Exercise brief — Look through the entries below and return all lines including the word "this".

Input —
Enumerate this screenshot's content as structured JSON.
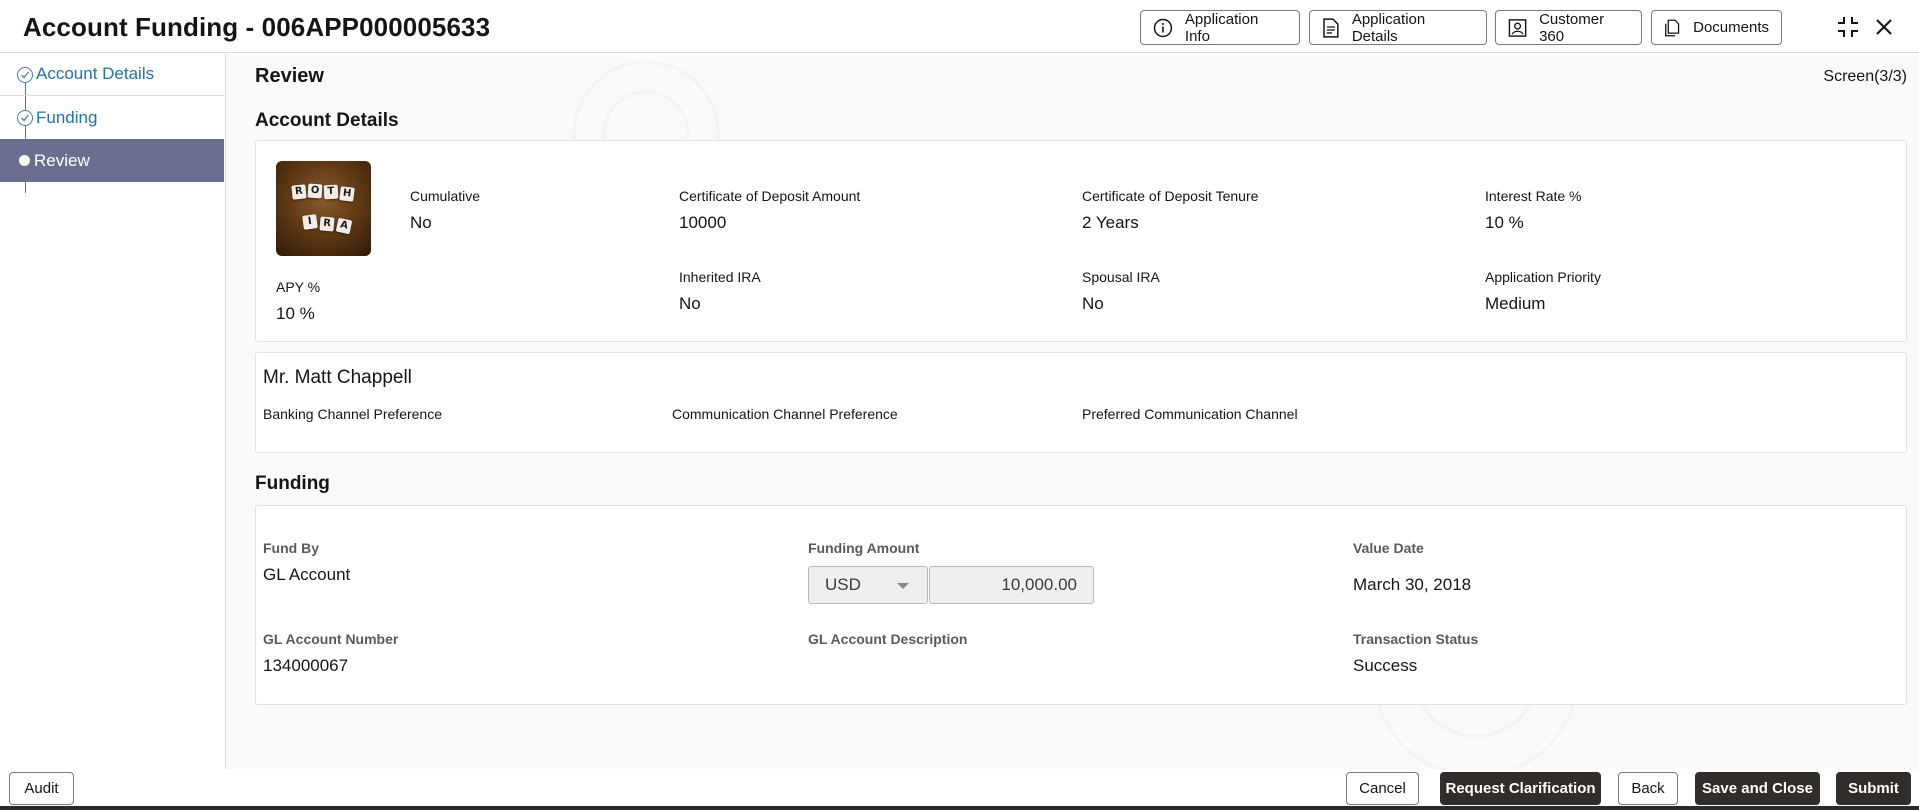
{
  "header": {
    "title": "Account Funding - 006APP000005633",
    "buttons": {
      "application_info": "Application Info",
      "application_details": "Application Details",
      "customer_360": "Customer 360",
      "documents": "Documents"
    }
  },
  "sidebar": {
    "items": [
      {
        "label": "Account Details",
        "state": "completed"
      },
      {
        "label": "Funding",
        "state": "completed"
      },
      {
        "label": "Review",
        "state": "active"
      }
    ]
  },
  "main": {
    "heading": "Review",
    "screen_indicator": "Screen(3/3)",
    "account_details": {
      "title": "Account Details",
      "image_tiles": [
        "R",
        "O",
        "T",
        "H",
        "I",
        "R",
        "A"
      ],
      "fields": {
        "cumulative": {
          "label": "Cumulative",
          "value": "No"
        },
        "cd_amount": {
          "label": "Certificate of Deposit Amount",
          "value": "10000"
        },
        "cd_tenure": {
          "label": "Certificate of Deposit Tenure",
          "value": "2 Years"
        },
        "interest_rate": {
          "label": "Interest Rate %",
          "value": "10 %"
        },
        "apy": {
          "label": "APY %",
          "value": "10 %"
        },
        "inherited_ira": {
          "label": "Inherited IRA",
          "value": "No"
        },
        "spousal_ira": {
          "label": "Spousal IRA",
          "value": "No"
        },
        "application_priority": {
          "label": "Application Priority",
          "value": "Medium"
        }
      }
    },
    "customer": {
      "name": "Mr. Matt Chappell",
      "banking_channel_label": "Banking Channel Preference",
      "communication_channel_label": "Communication Channel Preference",
      "preferred_channel_label": "Preferred Communication Channel"
    },
    "funding": {
      "title": "Funding",
      "fund_by": {
        "label": "Fund By",
        "value": "GL Account"
      },
      "funding_amount": {
        "label": "Funding Amount",
        "currency": "USD",
        "amount": "10,000.00"
      },
      "value_date": {
        "label": "Value Date",
        "value": "March 30, 2018"
      },
      "gl_account_number": {
        "label": "GL Account Number",
        "value": "134000067"
      },
      "gl_account_description": {
        "label": "GL Account Description"
      },
      "transaction_status": {
        "label": "Transaction Status",
        "value": "Success"
      }
    }
  },
  "footer": {
    "audit": "Audit",
    "cancel": "Cancel",
    "request_clarification": "Request Clarification",
    "back": "Back",
    "save_and_close": "Save and Close",
    "submit": "Submit"
  },
  "colors": {
    "accent_link": "#2472a4",
    "nav_active_bg": "#6a6f8f",
    "primary_button": "#312d2a"
  }
}
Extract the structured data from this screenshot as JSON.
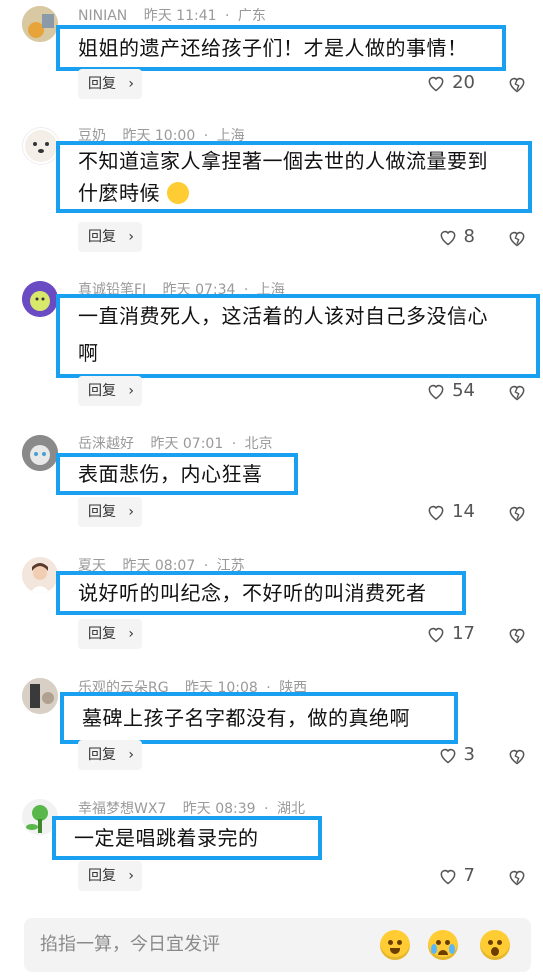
{
  "comments": [
    {
      "user": "NINIAN",
      "time": "昨天 11:41",
      "loc": "广东",
      "text_lines": [
        "姐姐的遗产还给孩子们！才是人做的事情！"
      ],
      "likes": "20",
      "reply": "回复"
    },
    {
      "user": "豆奶",
      "time": "昨天 10:00",
      "loc": "上海",
      "text_lines": [
        "不知道這家人拿捏著一個去世的人做流量要到",
        "什麼時候"
      ],
      "likes": "8",
      "reply": "回复",
      "emoji": "thinking-face"
    },
    {
      "user": "真诚铅笔FI",
      "time": "昨天 07:34",
      "loc": "上海",
      "text_lines": [
        "一直消费死人，这活着的人该对自己多没信心",
        "啊"
      ],
      "likes": "54",
      "reply": "回复"
    },
    {
      "user": "岳涞越好",
      "time": "昨天 07:01",
      "loc": "北京",
      "text_lines": [
        "表面悲伤，内心狂喜"
      ],
      "likes": "14",
      "reply": "回复"
    },
    {
      "user": "夏天",
      "time": "昨天 08:07",
      "loc": "江苏",
      "text_lines": [
        "说好听的叫纪念，不好听的叫消费死者"
      ],
      "likes": "17",
      "reply": "回复"
    },
    {
      "user": "乐观的云朵RG",
      "time": "昨天 10:08",
      "loc": "陕西",
      "text_lines": [
        "墓碑上孩子名字都没有，做的真绝啊"
      ],
      "likes": "3",
      "reply": "回复"
    },
    {
      "user": "幸福梦想WX7",
      "time": "昨天 08:39",
      "loc": "湖北",
      "text_lines": [
        "一定是唱跳着录完的"
      ],
      "likes": "7",
      "reply": "回复"
    }
  ],
  "input": {
    "placeholder": "掐指一算，今日宜发评"
  },
  "colors": {
    "highlight": "#1aa0f0",
    "meta": "#9a9a9a"
  },
  "icons": {
    "like": "heart-icon",
    "dislike": "broken-heart-icon",
    "reply_arrow": "chevron-right-icon"
  }
}
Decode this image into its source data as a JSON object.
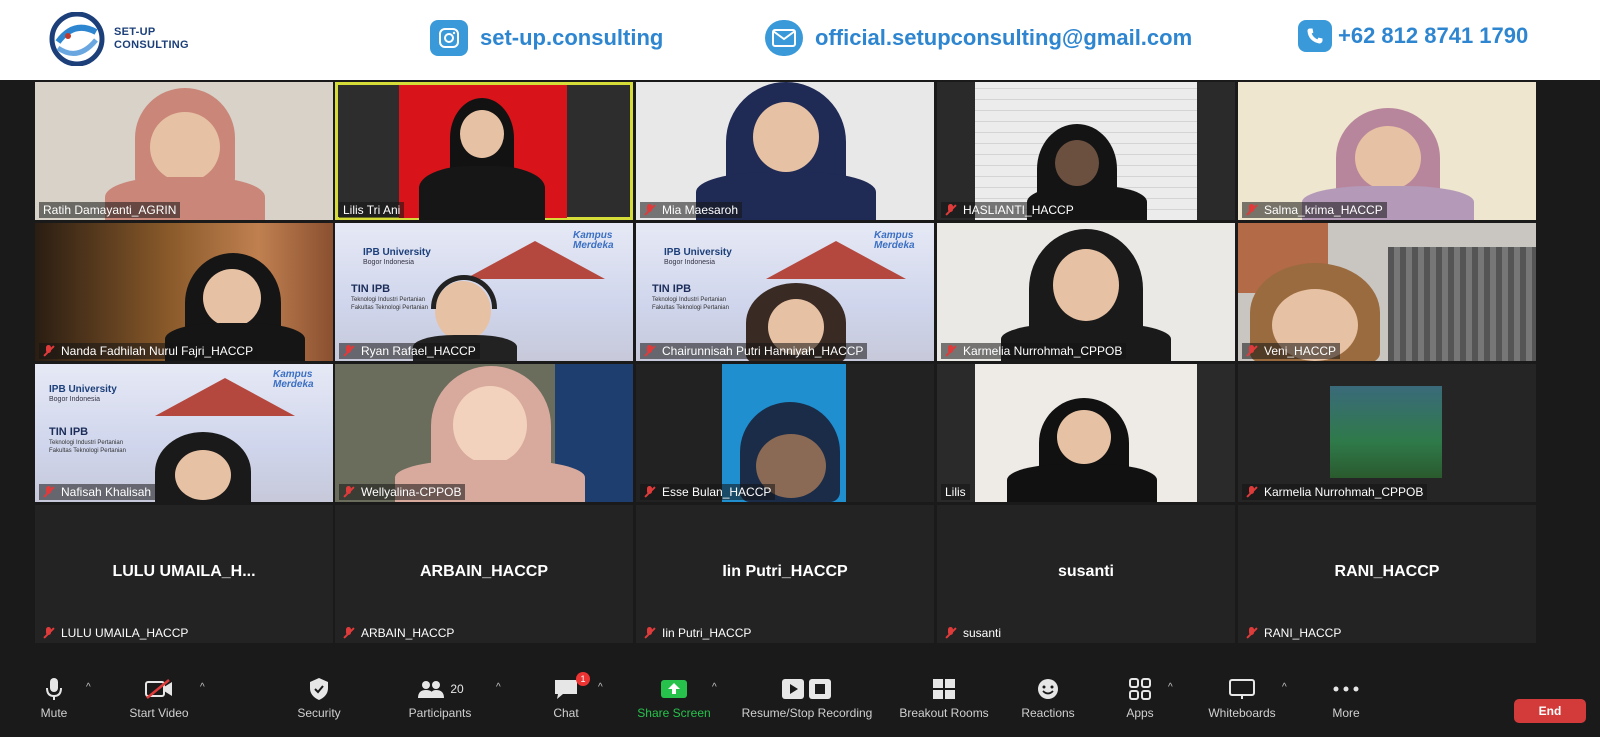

Written solution —
Enumerate this screenshot's content as structured JSON.
Extract the structured data from this screenshot as JSON.
Decode this image into its source data as a JSON object.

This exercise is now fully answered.